  26. 26. How others can benefit: <ul><li>Minimal Processing Works! </li></ul><ul><ul><li>It is not just for 20 th century institutional records anymore </li></ul></ul><ul><ul><li>It can effectively be used for collections of any age and any type </li></ul></ul><ul><ul><ul><li>NOT ALL, HOWEVER, ARE GOOD CANDIDATES! </li></ul></ul></ul>Good Not Good
  27. 27. How others can benefit: <ul><li>Centralized approach works for: </li></ul><ul><ul><li>Training </li></ul></ul><ul><ul><li>Processing </li></ul></ul><ul><ul><li>Editing </li></ul></ul><ul><li>All plans created in Word and Excel for ease of adaptability </li></ul><ul><li>Manuals </li></ul><ul><ul><li>Minimal Processing </li></ul></ul><ul><ul><li>The Archivists’ Toolkit </li></ul></ul>
  28. 28. Ask not what you can do with your collection, but what your collection must do for researchers <ul><li>Do not process in a defined amount of time, but rather to a defined level of processing </li></ul><ul><li>A collection-by-collection decision which must be determined by how your researchers will use the collection … </li></ul><ul><ul><li>Can serve as a prioritizing system for processing. </li></ul></ul>
  29. 29. Learn from our successes … and our mistakes <ul><ul><li>Blog </li></ul></ul><ul><ul><li>Documentation </li></ul></ul><ul><ul><li>Transparency (what does not work is as important as what does work). </li></ul></ul>

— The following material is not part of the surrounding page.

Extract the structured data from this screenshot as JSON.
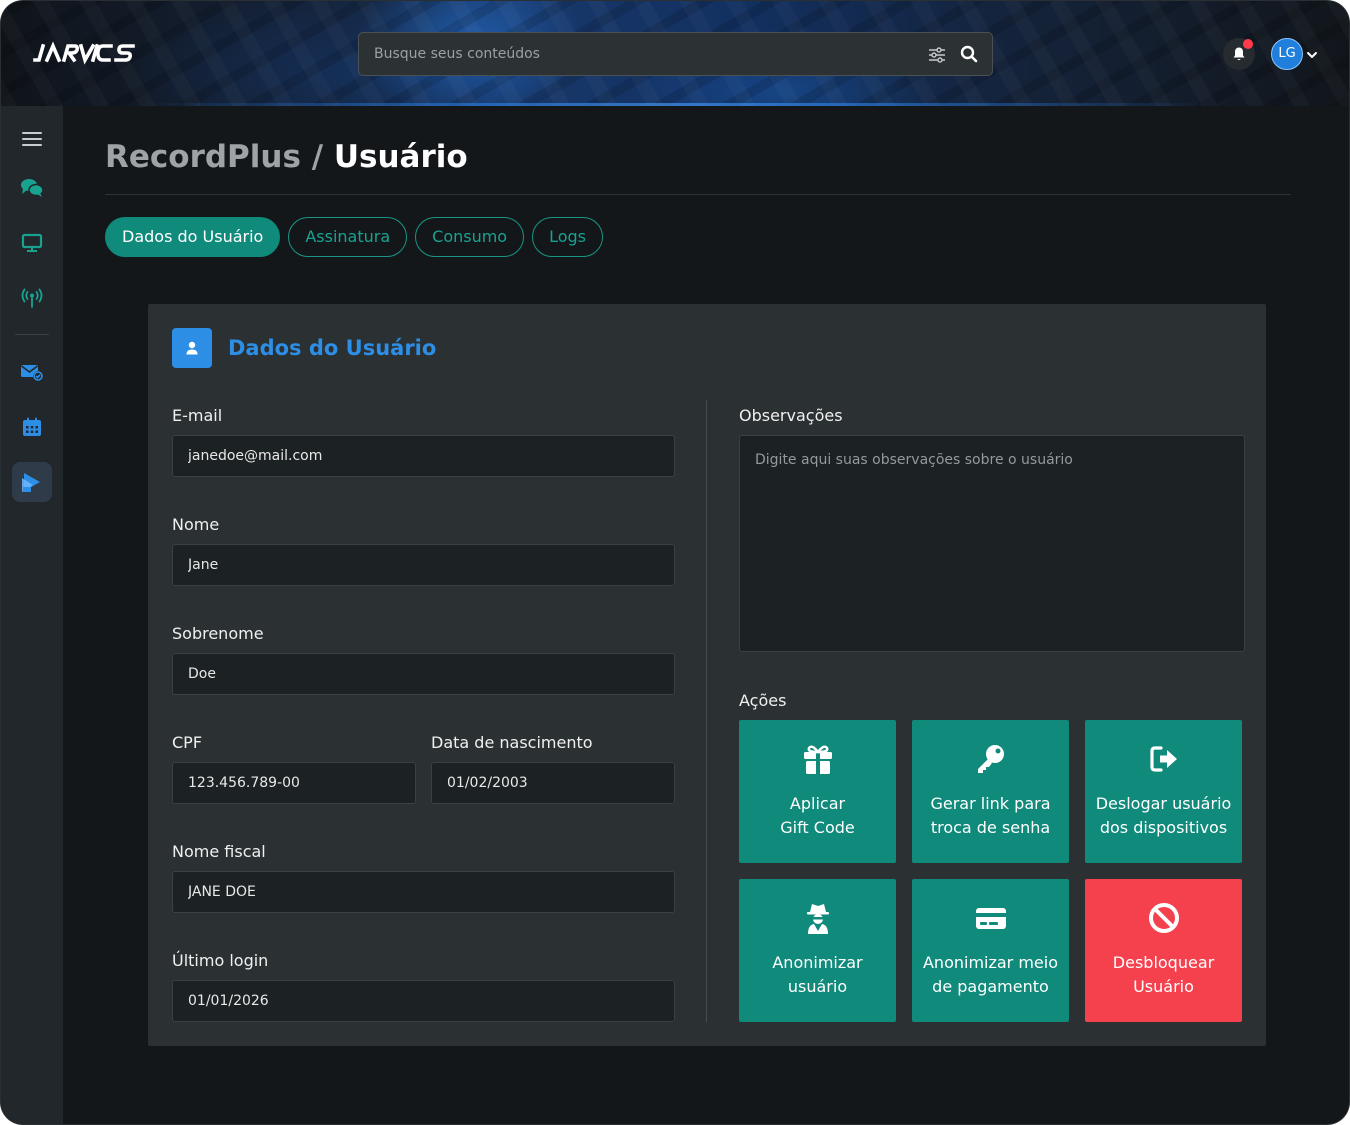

  30. 30. Working with Scholars and Students <ul><li>Website and Project Blog </li></ul><ul><ul><li>Providing immediate access to some of the content of collections </li></ul></ul><ul><ul><li>Promotion of collections </li></ul></ul><ul><ul><li>Central EAD repository </li></ul></ul><ul><ul><li>National History Day Philly </li></ul></ul>
  31. 31. “ Unhiding” Collections http://clir.pacscl.org From the Sarah Wistar Rhoads papers at Haverford College